Work instruction: Beginning with the first entry, set down each one exactly as shown.

————

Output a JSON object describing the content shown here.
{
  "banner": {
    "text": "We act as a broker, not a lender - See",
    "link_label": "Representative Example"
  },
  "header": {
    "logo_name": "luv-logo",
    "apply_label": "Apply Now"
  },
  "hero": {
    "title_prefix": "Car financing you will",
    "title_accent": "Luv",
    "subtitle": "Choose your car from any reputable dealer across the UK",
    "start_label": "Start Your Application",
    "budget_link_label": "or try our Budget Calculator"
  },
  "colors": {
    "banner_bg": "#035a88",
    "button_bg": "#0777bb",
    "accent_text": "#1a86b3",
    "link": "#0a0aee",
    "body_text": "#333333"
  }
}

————

Response to the task:
Output a JSON object describing the content shown here.
{
  "banner": {
    "text": "We act as a broker, not a lender - See",
    "link_label": "Representative Example"
  },
  "header": {
    "logo_name": "luv-logo",
    "apply_label": "Apply Now"
  },
  "hero": {
    "title_prefix": "Car financing you will",
    "title_accent": "Luv",
    "subtitle": "Choose your car from any reputable dealer across the UK",
    "start_label": "Start Your Application",
    "budget_link_label": "or try our Budget Calculator"
  },
  "colors": {
    "banner_bg": "#035a88",
    "button_bg": "#0777bb",
    "accent_text": "#1a86b3",
    "link": "#0a0aee",
    "body_text": "#333333"
  }
}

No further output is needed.